## Task requirements:
Write out the records below exactly as they appear, skipping each picture.

(Dataset rows for apps and sites)
◇ ◇ ◇ ◇ ◇
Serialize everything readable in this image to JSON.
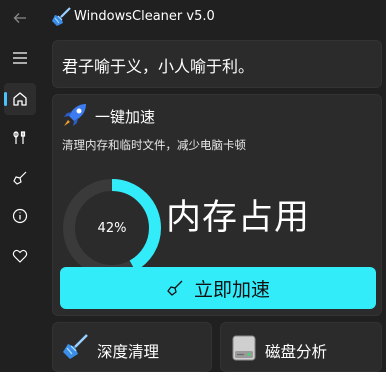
{
  "app": {
    "title": "WindowsCleaner v5.0"
  },
  "nav": {
    "back_icon": "back-arrow-icon",
    "menu_icon": "hamburger-menu-icon",
    "items": [
      {
        "icon": "home-icon",
        "active": true
      },
      {
        "icon": "tools-icon",
        "active": false
      },
      {
        "icon": "broom-icon",
        "active": false
      },
      {
        "icon": "info-icon",
        "active": false
      },
      {
        "icon": "heart-icon",
        "active": false
      }
    ]
  },
  "motto": "君子喻于义，小人喻于利。",
  "boost": {
    "title": "一键加速",
    "description": "清理内存和临时文件，减少电脑卡顿",
    "memory_percent": 42,
    "memory_percent_label": "42%",
    "memory_label": "内存占用",
    "button_label": "立即加速"
  },
  "cards": {
    "deep_clean": "深度清理",
    "disk_analysis": "磁盘分析"
  },
  "colors": {
    "accent": "#33ecfa",
    "background": "#202020",
    "card": "#2b2b2b",
    "gauge_track": "#3a3a3a"
  }
}
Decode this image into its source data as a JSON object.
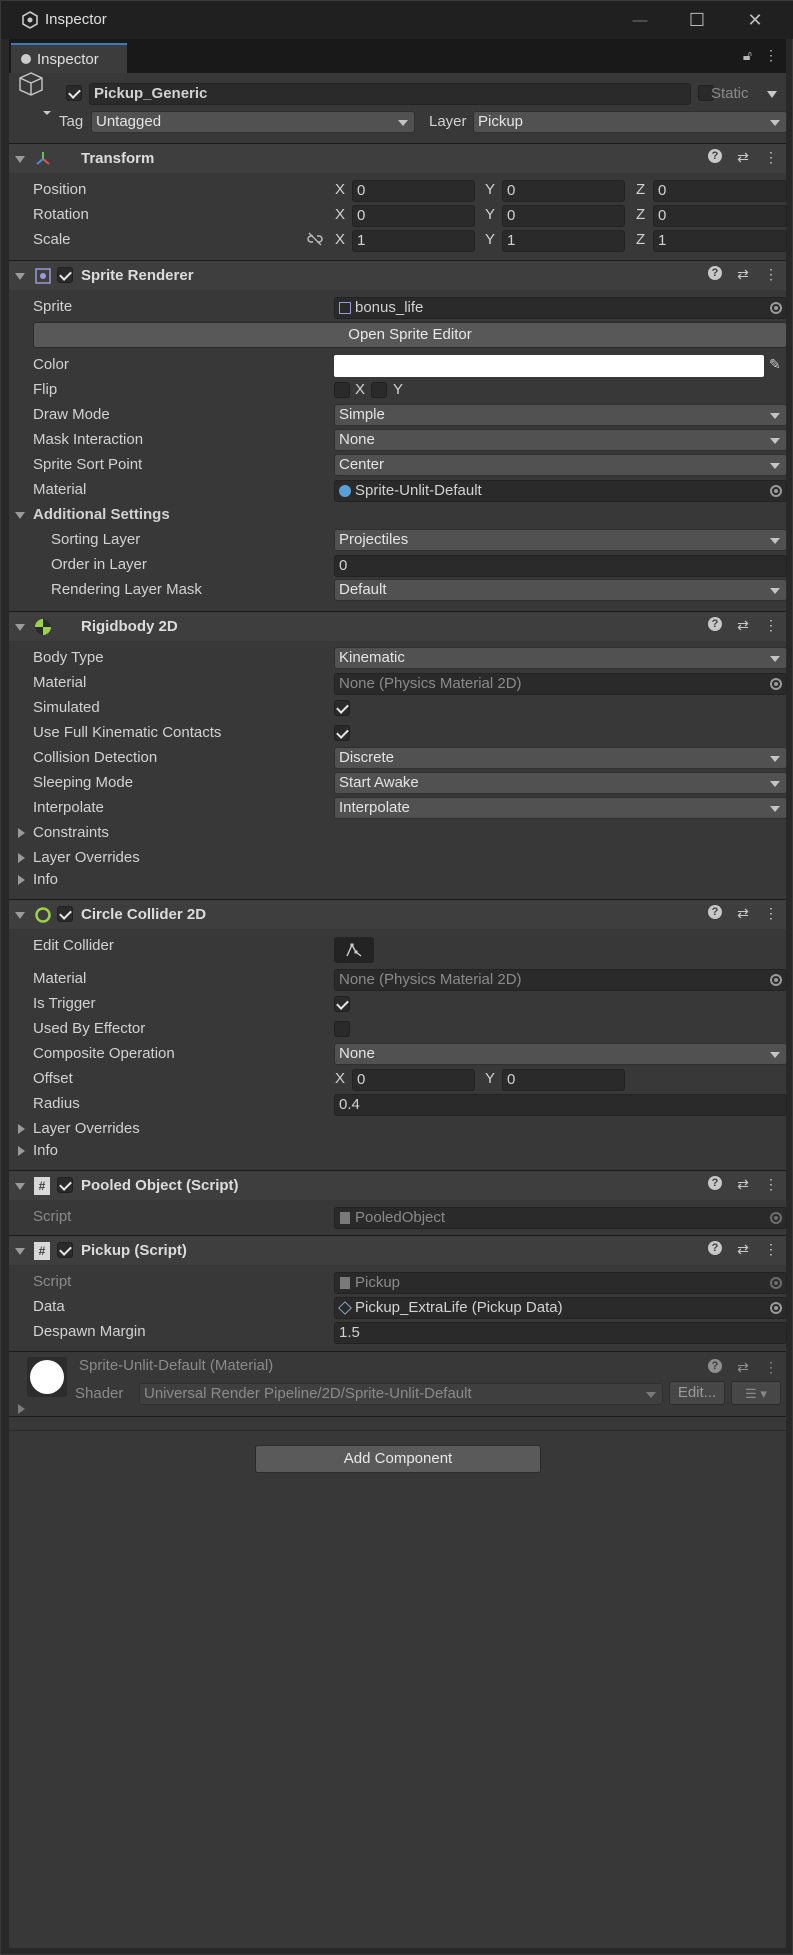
{
  "window": {
    "title": "Inspector",
    "minimize": "—",
    "maximize": "☐",
    "close": "✕"
  },
  "tab": {
    "label": "Inspector",
    "icon": "info-icon",
    "lock": "lock-icon",
    "menu": "⋮"
  },
  "gameobject": {
    "name": "Pickup_Generic",
    "active": true,
    "static_label": "Static",
    "tag_label": "Tag",
    "tag_value": "Untagged",
    "layer_label": "Layer",
    "layer_value": "Pickup"
  },
  "transform": {
    "title": "Transform",
    "position_label": "Position",
    "rotation_label": "Rotation",
    "scale_label": "Scale",
    "x": "X",
    "y": "Y",
    "z": "Z",
    "position": [
      "0",
      "0",
      "0"
    ],
    "rotation": [
      "0",
      "0",
      "0"
    ],
    "scale": [
      "1",
      "1",
      "1"
    ]
  },
  "sprite_renderer": {
    "title": "Sprite Renderer",
    "sprite_label": "Sprite",
    "sprite_value": "bonus_life",
    "open_editor": "Open Sprite Editor",
    "color_label": "Color",
    "color_value": "#ffffff",
    "flip_label": "Flip",
    "flip_x": "X",
    "flip_y": "Y",
    "draw_mode_label": "Draw Mode",
    "draw_mode": "Simple",
    "mask_label": "Mask Interaction",
    "mask": "None",
    "sort_point_label": "Sprite Sort Point",
    "sort_point": "Center",
    "material_label": "Material",
    "material": "Sprite-Unlit-Default",
    "additional": "Additional Settings",
    "sorting_layer_label": "Sorting Layer",
    "sorting_layer": "Projectiles",
    "order_label": "Order in Layer",
    "order": "0",
    "rendering_mask_label": "Rendering Layer Mask",
    "rendering_mask": "Default"
  },
  "rigidbody": {
    "title": "Rigidbody 2D",
    "body_type_label": "Body Type",
    "body_type": "Kinematic",
    "material_label": "Material",
    "material": "None (Physics Material 2D)",
    "simulated_label": "Simulated",
    "full_kinematic_label": "Use Full Kinematic Contacts",
    "collision_label": "Collision Detection",
    "collision": "Discrete",
    "sleeping_label": "Sleeping Mode",
    "sleeping": "Start Awake",
    "interpolate_label": "Interpolate",
    "interpolate": "Interpolate",
    "constraints": "Constraints",
    "layer_overrides": "Layer Overrides",
    "info": "Info"
  },
  "circle_collider": {
    "title": "Circle Collider 2D",
    "edit_label": "Edit Collider",
    "material_label": "Material",
    "material": "None (Physics Material 2D)",
    "trigger_label": "Is Trigger",
    "effector_label": "Used By Effector",
    "composite_label": "Composite Operation",
    "composite": "None",
    "offset_label": "Offset",
    "offset_x": "0",
    "offset_y": "0",
    "radius_label": "Radius",
    "radius": "0.4",
    "layer_overrides": "Layer Overrides",
    "info": "Info"
  },
  "pooled_object": {
    "title": "Pooled Object (Script)",
    "script_label": "Script",
    "script": "PooledObject"
  },
  "pickup_script": {
    "title": "Pickup (Script)",
    "script_label": "Script",
    "script": "Pickup",
    "data_label": "Data",
    "data": "Pickup_ExtraLife (Pickup Data)",
    "margin_label": "Despawn Margin",
    "margin": "1.5"
  },
  "material_asset": {
    "title": "Sprite-Unlit-Default (Material)",
    "shader_label": "Shader",
    "shader": "Universal Render Pipeline/2D/Sprite-Unlit-Default",
    "edit": "Edit..."
  },
  "add_component": "Add Component",
  "colors": {
    "accent": "#3a79bb",
    "panel": "#383838",
    "header": "#3e3e3e",
    "field": "#2a2a2a"
  }
}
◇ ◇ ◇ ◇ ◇
## Exercise solution:
Serialize everything readable in this image to JSON.
{
  "app": {
    "title": "WindowsCleaner v5.0"
  },
  "nav": {
    "back_icon": "back-arrow-icon",
    "menu_icon": "hamburger-menu-icon",
    "items": [
      {
        "icon": "home-icon",
        "active": true
      },
      {
        "icon": "tools-icon",
        "active": false
      },
      {
        "icon": "broom-icon",
        "active": false
      },
      {
        "icon": "info-icon",
        "active": false
      },
      {
        "icon": "heart-icon",
        "active": false
      }
    ]
  },
  "motto": "君子喻于义，小人喻于利。",
  "boost": {
    "title": "一键加速",
    "description": "清理内存和临时文件，减少电脑卡顿",
    "memory_percent": 42,
    "memory_percent_label": "42%",
    "memory_label": "内存占用",
    "button_label": "立即加速"
  },
  "cards": {
    "deep_clean": "深度清理",
    "disk_analysis": "磁盘分析"
  },
  "colors": {
    "accent": "#33ecfa",
    "background": "#202020",
    "card": "#2b2b2b",
    "gauge_track": "#3a3a3a"
  }
}
Decode this image into its source data as a JSON object.
{
  "window": {
    "title": "Inspector",
    "minimize": "—",
    "maximize": "☐",
    "close": "✕"
  },
  "tab": {
    "label": "Inspector",
    "icon": "info-icon",
    "lock": "lock-icon",
    "menu": "⋮"
  },
  "gameobject": {
    "name": "Pickup_Generic",
    "active": true,
    "static_label": "Static",
    "tag_label": "Tag",
    "tag_value": "Untagged",
    "layer_label": "Layer",
    "layer_value": "Pickup"
  },
  "transform": {
    "title": "Transform",
    "position_label": "Position",
    "rotation_label": "Rotation",
    "scale_label": "Scale",
    "x": "X",
    "y": "Y",
    "z": "Z",
    "position": [
      "0",
      "0",
      "0"
    ],
    "rotation": [
      "0",
      "0",
      "0"
    ],
    "scale": [
      "1",
      "1",
      "1"
    ]
  },
  "sprite_renderer": {
    "title": "Sprite Renderer",
    "sprite_label": "Sprite",
    "sprite_value": "bonus_life",
    "open_editor": "Open Sprite Editor",
    "color_label": "Color",
    "color_value": "#ffffff",
    "flip_label": "Flip",
    "flip_x": "X",
    "flip_y": "Y",
    "draw_mode_label": "Draw Mode",
    "draw_mode": "Simple",
    "mask_label": "Mask Interaction",
    "mask": "None",
    "sort_point_label": "Sprite Sort Point",
    "sort_point": "Center",
    "material_label": "Material",
    "material": "Sprite-Unlit-Default",
    "additional": "Additional Settings",
    "sorting_layer_label": "Sorting Layer",
    "sorting_layer": "Projectiles",
    "order_label": "Order in Layer",
    "order": "0",
    "rendering_mask_label": "Rendering Layer Mask",
    "rendering_mask": "Default"
  },
  "rigidbody": {
    "title": "Rigidbody 2D",
    "body_type_label": "Body Type",
    "body_type": "Kinematic",
    "material_label": "Material",
    "material": "None (Physics Material 2D)",
    "simulated_label": "Simulated",
    "full_kinematic_label": "Use Full Kinematic Contacts",
    "collision_label": "Collision Detection",
    "collision": "Discrete",
    "sleeping_label": "Sleeping Mode",
    "sleeping": "Start Awake",
    "interpolate_label": "Interpolate",
    "interpolate": "Interpolate",
    "constraints": "Constraints",
    "layer_overrides": "Layer Overrides",
    "info": "Info"
  },
  "circle_collider": {
    "title": "Circle Collider 2D",
    "edit_label": "Edit Collider",
    "material_label": "Material",
    "material": "None (Physics Material 2D)",
    "trigger_label": "Is Trigger",
    "effector_label": "Used By Effector",
    "composite_label": "Composite Operation",
    "composite": "None",
    "offset_label": "Offset",
    "offset_x": "0",
    "offset_y": "0",
    "radius_label": "Radius",
    "radius": "0.4",
    "layer_overrides": "Layer Overrides",
    "info": "Info"
  },
  "pooled_object": {
    "title": "Pooled Object (Script)",
    "script_label": "Script",
    "script": "PooledObject"
  },
  "pickup_script": {
    "title": "Pickup (Script)",
    "script_label": "Script",
    "script": "Pickup",
    "data_label": "Data",
    "data": "Pickup_ExtraLife (Pickup Data)",
    "margin_label": "Despawn Margin",
    "margin": "1.5"
  },
  "material_asset": {
    "title": "Sprite-Unlit-Default (Material)",
    "shader_label": "Shader",
    "shader": "Universal Render Pipeline/2D/Sprite-Unlit-Default",
    "edit": "Edit..."
  },
  "add_component": "Add Component",
  "colors": {
    "accent": "#3a79bb",
    "panel": "#383838",
    "header": "#3e3e3e",
    "field": "#2a2a2a"
  }
}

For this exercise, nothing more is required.